— Input records —
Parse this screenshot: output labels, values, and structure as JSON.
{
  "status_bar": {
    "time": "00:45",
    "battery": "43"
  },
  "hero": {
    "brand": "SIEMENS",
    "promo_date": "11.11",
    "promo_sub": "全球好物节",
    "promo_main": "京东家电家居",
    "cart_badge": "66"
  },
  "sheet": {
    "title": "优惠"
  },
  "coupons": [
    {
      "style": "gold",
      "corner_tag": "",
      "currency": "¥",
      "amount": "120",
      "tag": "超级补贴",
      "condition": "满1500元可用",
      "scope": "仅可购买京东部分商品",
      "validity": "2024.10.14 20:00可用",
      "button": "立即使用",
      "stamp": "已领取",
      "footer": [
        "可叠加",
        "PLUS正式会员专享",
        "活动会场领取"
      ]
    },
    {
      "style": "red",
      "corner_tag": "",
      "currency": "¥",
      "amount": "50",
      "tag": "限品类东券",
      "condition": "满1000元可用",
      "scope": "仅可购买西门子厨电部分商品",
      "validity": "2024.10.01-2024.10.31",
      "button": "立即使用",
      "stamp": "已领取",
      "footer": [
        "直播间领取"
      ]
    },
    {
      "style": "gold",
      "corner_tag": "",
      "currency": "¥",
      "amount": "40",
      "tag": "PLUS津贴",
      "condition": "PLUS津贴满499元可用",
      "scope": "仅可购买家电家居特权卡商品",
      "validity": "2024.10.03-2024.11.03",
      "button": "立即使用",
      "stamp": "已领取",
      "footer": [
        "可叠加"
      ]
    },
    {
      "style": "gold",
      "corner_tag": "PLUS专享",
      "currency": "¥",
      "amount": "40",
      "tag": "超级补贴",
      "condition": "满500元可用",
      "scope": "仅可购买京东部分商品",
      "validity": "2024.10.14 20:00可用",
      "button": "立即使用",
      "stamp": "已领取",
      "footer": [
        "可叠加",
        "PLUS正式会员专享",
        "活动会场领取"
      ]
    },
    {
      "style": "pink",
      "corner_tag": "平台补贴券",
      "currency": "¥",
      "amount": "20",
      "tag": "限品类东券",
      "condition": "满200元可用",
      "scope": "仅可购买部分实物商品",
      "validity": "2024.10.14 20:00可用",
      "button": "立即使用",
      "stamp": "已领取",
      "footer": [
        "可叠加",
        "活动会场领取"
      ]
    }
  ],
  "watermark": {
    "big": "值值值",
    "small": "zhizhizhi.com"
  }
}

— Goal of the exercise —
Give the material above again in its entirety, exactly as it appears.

— Output of the task —
Parse this screenshot: output labels, values, and structure as JSON.
{
  "status_bar": {
    "time": "00:45",
    "battery": "43"
  },
  "hero": {
    "brand": "SIEMENS",
    "promo_date": "11.11",
    "promo_sub": "全球好物节",
    "promo_main": "京东家电家居",
    "cart_badge": "66"
  },
  "sheet": {
    "title": "优惠"
  },
  "coupons": [
    {
      "style": "gold",
      "corner_tag": "",
      "currency": "¥",
      "amount": "120",
      "tag": "超级补贴",
      "condition": "满1500元可用",
      "scope": "仅可购买京东部分商品",
      "validity": "2024.10.14 20:00可用",
      "button": "立即使用",
      "stamp": "已领取",
      "footer": [
        "可叠加",
        "PLUS正式会员专享",
        "活动会场领取"
      ]
    },
    {
      "style": "red",
      "corner_tag": "",
      "currency": "¥",
      "amount": "50",
      "tag": "限品类东券",
      "condition": "满1000元可用",
      "scope": "仅可购买西门子厨电部分商品",
      "validity": "2024.10.01-2024.10.31",
      "button": "立即使用",
      "stamp": "已领取",
      "footer": [
        "直播间领取"
      ]
    },
    {
      "style": "gold",
      "corner_tag": "",
      "currency": "¥",
      "amount": "40",
      "tag": "PLUS津贴",
      "condition": "PLUS津贴满499元可用",
      "scope": "仅可购买家电家居特权卡商品",
      "validity": "2024.10.03-2024.11.03",
      "button": "立即使用",
      "stamp": "已领取",
      "footer": [
        "可叠加"
      ]
    },
    {
      "style": "gold",
      "corner_tag": "PLUS专享",
      "currency": "¥",
      "amount": "40",
      "tag": "超级补贴",
      "condition": "满500元可用",
      "scope": "仅可购买京东部分商品",
      "validity": "2024.10.14 20:00可用",
      "button": "立即使用",
      "stamp": "已领取",
      "footer": [
        "可叠加",
        "PLUS正式会员专享",
        "活动会场领取"
      ]
    },
    {
      "style": "pink",
      "corner_tag": "平台补贴券",
      "currency": "¥",
      "amount": "20",
      "tag": "限品类东券",
      "condition": "满200元可用",
      "scope": "仅可购买部分实物商品",
      "validity": "2024.10.14 20:00可用",
      "button": "立即使用",
      "stamp": "已领取",
      "footer": [
        "可叠加",
        "活动会场领取"
      ]
    }
  ],
  "watermark": {
    "big": "值值值",
    "small": "zhizhizhi.com"
  }
}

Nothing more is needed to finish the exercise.